Mark Levin, the conservative talk-radio host, normally devotes himself to blasting liberals.
Not this week. The radio clown has found something a target far worse. Instead of targeting Hillary Clinton, John Kerry or Nancy Pelosi, Levin has targeted Sen. John McCain – with a steady flow of pre-screened callers agreeing with him.
Why? Because McCain had the gall to legislate a formal ban on the cruel or inhumane treatment of detainees in US custody anywhere in the world. After resisting the measure for months, and at one point vowing to veto a Defense Department appropriations bill to get his way, President Bush this week flip-flopped, relenting to bipartisan support for McCain’s bill.
The White House had argued that existing rules banning torture did not necessarily apply in cases involving foreign suspects being questioned by US operatives on foreign soil. The McCain bill closes that loophole by saying such restrictions apply “regardless of nationality or physical location.”
Levin is so angry with McCain that he vowed on yesterday’s edition of his syndicated show to do anything in his power to prevent the Arizona Republican from receiving his party’s 2008 presidential nomination. On tonight’s show, he said he would rather vote for his dogs than McCain.
Callers have been equal to Levin’s “angry right” shtick. One caller suggested McCain was a “Manchurian Candidate” who had been brainwashed against torture during his five years as a prisoner of war in Vietnam. Levin didn’t argue against the caller, who (perhaps inadvertently) referenced part of a whisper campaign used by the Bush campaign in 2000 to sway South Carolina voters against McCain.
Levin argued that McCain – who remains popular among independents and fans of such shows as CBS’ Late Show With David Letterman and Comedy Central’s Daily Show With Jon Stewart – had gotten soft because of his exposure to liberals. The way the radio clown explained it, you would think liberalism was contagious.
So why are conservatives like Levin so angry about this legislation?
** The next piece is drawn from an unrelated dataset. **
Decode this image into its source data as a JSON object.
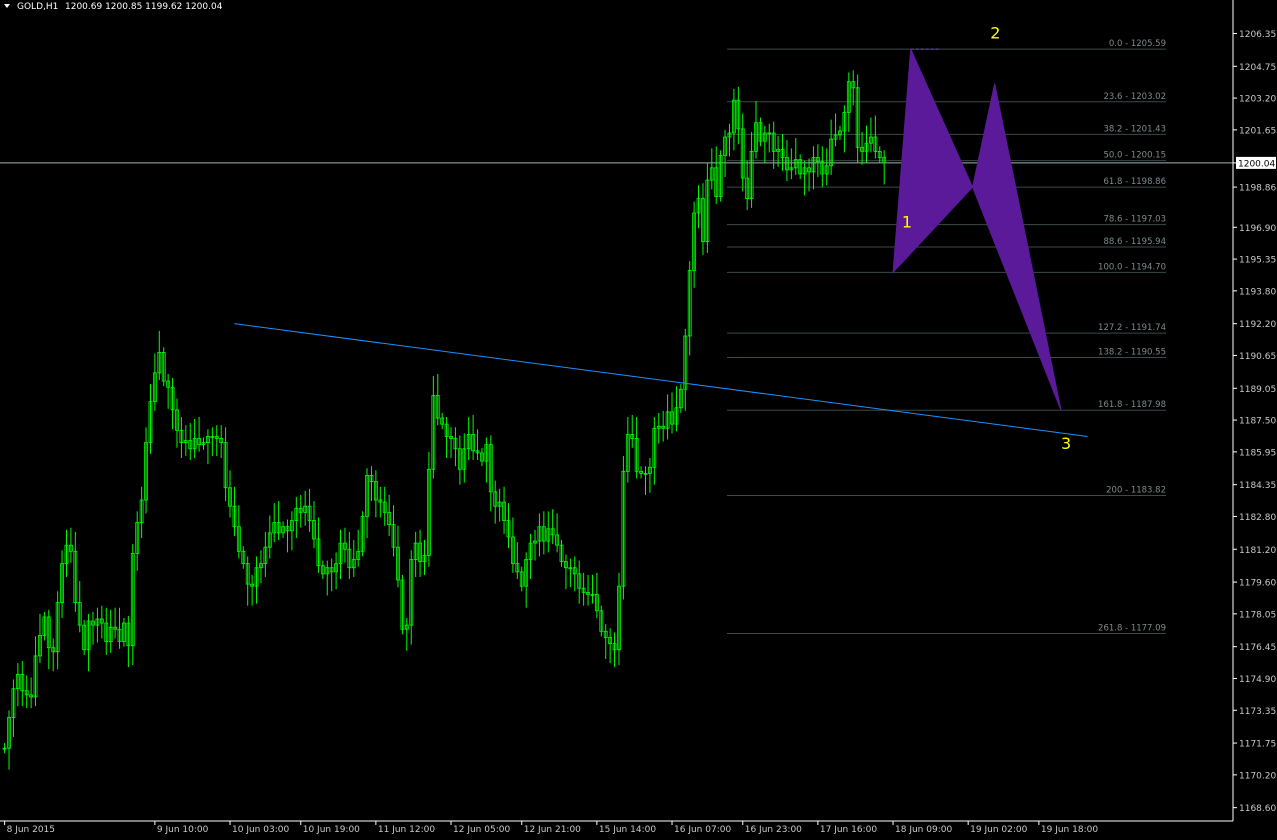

The White House argued that the legislation was unnecessary because of existing laws banning torture. Last month, CIA Chief Porter Goss said: “This agency does not do torture. Torture does not work.” Bush himself insistedlast month: “We do not torture.” Fox News Channel anchor Brit Hume, serving in his normal capacity as conservative apologist, argued earlier this week that the much criticized practice of “waterboarding” – the act of pouring water over a prisoner to make him think he is about to drown – does not constitute torture.
In other words, either the US isn’t practicing torture, or it is desperately trying to spin that idea on anyone who will listen, most notably McCain.
In October, Goss and Vice President Dick Cheney each fought to have the CIA exempted from the legislation, so as to give the president “maximum flexibility” as he fights a “global war on terror.”
McCain said no.
Levin and his callers won’t soon forget.
This item first appeared at Journalists Against Bush’s B.S.